How do we stop it? While you can’t completely halt sarcopenia in its tracks, there’s much you can do to slow it dramatically and thereby remain nearly as active in your 50s and 60s as much earlier in life. So here’s the plan, can you say, strength training? For a couple times a week of strength training—about 30 minutes a session—you get so much back. I can’t emphasize enough how critical it is. Preserving your muscle mass is about more than just keeping up a particular level of fitness. It can also impact your ability to withstand disease. When you’re sick, the body burns protein faster than usual, pulling protein components from the muscles and delivering them to the immune system, liver, and other organs for use in healing wounds and building the antibodies and white blood cells needed to fight illness. If the muscle protein “reservoir” has already been depleted by sarcopenia, there’s that much less ammunition available.

Rest assured that it’s perfectly safe, even for people with conditions like arthritis or heart disease. Get a doctor’s ok before you start, slow down sarcopenia and enjoy the many benefits of strength training.

Remember,” “If you don’t use it, you’ll lose it”.

Firefighter Fatloss

Q: What are 3 good fat loss tips?

A: It depends. If the question is "what are 3 good fat loss tips for an overweight person who isn't exercising?” the answer is going to be different from "what are 3 good fat loss tips for a irefighter who is already lean, lifting, dieting and doing interval training?"... despite there being apparent similarities in the question. For GENERAL fat loss you need to observe some primary goals, including:
1. Burn as many calories as possible through resting metabolic rate. Lean muscle is metabolically active, so building muscle or at least maintaining it is extremely important. You can interpret this to mean that to lose fat, you need to weight train.
2. Burn more calories through increased meal frequency (digestion burns calories). Food has a thermic effect on the body. The more meal frequency, the more your metabolic furnace gets stoked. Not eating breakfast and eating 1 or 2 meals a day keeps your metabolism slow and keeps you fat.
3. Burn more calories through macronutrient manipulation. The thermic effect of protein is twice as high as the thermic effect of fat or carbohydrate — and it adds up! Make protein a focal point of your daily diet.
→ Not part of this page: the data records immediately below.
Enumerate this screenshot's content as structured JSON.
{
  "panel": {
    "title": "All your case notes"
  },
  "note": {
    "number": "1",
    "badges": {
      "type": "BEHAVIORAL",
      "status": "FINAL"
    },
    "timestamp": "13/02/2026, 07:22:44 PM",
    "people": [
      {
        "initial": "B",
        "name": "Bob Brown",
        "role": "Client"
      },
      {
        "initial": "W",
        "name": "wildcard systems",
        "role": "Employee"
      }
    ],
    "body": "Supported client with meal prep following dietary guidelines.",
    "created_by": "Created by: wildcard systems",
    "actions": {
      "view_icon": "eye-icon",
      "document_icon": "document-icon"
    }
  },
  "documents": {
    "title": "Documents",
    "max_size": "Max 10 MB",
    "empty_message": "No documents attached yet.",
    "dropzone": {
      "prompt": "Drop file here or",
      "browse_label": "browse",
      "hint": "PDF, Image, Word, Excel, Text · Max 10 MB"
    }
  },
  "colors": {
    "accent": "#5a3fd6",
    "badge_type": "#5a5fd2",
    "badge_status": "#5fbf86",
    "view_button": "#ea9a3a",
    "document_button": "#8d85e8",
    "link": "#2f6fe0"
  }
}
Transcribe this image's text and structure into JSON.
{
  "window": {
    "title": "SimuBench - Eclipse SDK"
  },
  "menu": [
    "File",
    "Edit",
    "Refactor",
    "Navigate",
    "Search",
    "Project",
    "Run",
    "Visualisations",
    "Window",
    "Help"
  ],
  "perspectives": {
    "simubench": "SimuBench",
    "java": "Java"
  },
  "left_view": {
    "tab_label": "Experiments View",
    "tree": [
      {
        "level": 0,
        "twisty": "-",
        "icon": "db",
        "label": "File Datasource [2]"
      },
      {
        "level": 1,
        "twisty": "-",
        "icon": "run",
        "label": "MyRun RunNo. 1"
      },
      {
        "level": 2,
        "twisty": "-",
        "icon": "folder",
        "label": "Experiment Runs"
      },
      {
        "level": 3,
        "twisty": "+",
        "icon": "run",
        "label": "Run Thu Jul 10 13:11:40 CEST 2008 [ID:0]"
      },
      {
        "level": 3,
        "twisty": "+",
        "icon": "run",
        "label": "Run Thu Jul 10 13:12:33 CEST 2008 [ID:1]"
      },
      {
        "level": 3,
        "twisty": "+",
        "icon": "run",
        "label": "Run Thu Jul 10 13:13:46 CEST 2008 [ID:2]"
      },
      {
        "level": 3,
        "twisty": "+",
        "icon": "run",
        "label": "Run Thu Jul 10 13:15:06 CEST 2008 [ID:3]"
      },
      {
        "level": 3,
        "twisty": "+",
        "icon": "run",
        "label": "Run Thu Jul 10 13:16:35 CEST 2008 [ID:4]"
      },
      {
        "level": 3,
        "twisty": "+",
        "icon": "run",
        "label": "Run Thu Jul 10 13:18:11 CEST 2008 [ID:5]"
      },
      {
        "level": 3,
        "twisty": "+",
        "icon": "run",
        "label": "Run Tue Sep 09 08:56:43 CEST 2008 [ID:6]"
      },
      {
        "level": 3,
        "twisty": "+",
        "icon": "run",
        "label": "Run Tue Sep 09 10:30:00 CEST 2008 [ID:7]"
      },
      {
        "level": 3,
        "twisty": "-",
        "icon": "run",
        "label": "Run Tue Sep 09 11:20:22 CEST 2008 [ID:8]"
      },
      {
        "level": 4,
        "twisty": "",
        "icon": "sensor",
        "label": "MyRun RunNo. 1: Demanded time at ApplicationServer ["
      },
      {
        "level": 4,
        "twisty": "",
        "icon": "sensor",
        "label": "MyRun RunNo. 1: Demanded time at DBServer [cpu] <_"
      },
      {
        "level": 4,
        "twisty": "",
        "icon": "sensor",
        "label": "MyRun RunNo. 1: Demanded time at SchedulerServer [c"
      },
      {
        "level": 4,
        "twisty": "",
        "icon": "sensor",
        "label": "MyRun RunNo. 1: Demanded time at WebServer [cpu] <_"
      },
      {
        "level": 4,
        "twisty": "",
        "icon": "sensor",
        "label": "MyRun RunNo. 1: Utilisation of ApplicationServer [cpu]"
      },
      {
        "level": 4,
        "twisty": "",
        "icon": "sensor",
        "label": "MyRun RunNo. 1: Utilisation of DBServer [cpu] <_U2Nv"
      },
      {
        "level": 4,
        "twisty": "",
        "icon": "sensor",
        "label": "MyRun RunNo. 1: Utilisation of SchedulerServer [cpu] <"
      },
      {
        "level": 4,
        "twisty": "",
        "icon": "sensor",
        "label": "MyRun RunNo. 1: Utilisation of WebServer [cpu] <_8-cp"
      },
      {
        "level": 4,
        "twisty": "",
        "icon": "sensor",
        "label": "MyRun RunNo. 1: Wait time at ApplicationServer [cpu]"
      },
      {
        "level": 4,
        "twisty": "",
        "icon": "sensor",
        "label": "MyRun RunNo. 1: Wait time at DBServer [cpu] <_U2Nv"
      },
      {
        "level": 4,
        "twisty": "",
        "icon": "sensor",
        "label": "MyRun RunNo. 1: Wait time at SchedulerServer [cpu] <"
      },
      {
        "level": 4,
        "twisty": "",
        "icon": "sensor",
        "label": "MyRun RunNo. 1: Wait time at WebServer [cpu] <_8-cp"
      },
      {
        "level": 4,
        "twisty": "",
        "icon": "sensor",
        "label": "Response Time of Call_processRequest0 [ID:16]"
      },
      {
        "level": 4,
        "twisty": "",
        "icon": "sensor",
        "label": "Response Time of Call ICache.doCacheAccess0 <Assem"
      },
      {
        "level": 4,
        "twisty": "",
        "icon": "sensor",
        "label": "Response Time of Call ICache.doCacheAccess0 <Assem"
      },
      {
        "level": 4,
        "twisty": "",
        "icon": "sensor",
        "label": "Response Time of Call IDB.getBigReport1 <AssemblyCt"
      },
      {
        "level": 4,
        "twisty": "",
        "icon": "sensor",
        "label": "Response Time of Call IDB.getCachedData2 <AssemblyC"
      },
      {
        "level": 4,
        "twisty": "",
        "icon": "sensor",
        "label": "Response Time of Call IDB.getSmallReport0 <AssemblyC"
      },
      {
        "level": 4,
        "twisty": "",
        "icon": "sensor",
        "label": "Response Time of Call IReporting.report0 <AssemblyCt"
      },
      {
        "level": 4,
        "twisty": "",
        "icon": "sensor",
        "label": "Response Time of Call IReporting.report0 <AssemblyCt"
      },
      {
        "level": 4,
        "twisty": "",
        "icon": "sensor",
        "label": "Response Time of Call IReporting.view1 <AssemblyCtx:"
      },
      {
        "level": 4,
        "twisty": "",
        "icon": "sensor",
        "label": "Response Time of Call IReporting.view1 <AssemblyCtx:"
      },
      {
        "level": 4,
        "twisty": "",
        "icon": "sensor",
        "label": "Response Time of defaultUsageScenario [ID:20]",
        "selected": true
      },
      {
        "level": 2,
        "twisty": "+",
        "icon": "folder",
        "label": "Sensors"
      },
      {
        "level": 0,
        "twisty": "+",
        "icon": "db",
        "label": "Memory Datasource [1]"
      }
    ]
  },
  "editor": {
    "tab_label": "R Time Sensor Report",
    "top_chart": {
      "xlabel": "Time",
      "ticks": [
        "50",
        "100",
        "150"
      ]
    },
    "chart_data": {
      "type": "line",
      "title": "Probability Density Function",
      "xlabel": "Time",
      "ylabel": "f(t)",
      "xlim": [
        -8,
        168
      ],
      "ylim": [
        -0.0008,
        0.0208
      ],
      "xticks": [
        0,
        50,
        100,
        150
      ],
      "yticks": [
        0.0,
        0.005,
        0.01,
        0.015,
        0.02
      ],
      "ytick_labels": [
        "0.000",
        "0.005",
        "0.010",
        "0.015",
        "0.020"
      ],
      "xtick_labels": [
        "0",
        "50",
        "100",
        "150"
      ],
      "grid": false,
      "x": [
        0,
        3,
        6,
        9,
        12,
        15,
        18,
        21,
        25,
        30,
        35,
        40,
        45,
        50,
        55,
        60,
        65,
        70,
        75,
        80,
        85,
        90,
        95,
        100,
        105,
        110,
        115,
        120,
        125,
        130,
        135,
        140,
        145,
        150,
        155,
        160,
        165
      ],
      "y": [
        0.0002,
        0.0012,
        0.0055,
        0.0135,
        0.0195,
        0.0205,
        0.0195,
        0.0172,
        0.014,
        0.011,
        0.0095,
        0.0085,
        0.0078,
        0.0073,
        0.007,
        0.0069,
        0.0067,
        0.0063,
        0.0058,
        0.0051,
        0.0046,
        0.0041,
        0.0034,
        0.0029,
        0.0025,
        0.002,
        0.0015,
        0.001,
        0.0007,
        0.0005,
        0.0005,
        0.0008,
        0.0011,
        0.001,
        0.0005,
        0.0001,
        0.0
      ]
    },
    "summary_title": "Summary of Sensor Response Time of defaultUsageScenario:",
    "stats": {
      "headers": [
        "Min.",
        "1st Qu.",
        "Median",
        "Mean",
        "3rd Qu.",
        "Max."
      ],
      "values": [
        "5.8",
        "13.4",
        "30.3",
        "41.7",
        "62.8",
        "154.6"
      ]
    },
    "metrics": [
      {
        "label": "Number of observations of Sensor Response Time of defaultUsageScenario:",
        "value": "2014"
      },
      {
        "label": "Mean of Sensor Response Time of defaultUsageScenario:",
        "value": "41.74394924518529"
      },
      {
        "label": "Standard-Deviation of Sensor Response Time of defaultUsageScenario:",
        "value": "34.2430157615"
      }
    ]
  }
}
Pick your protein source first and then depending on your whether you’ve done activity or not, add carbs and good fats.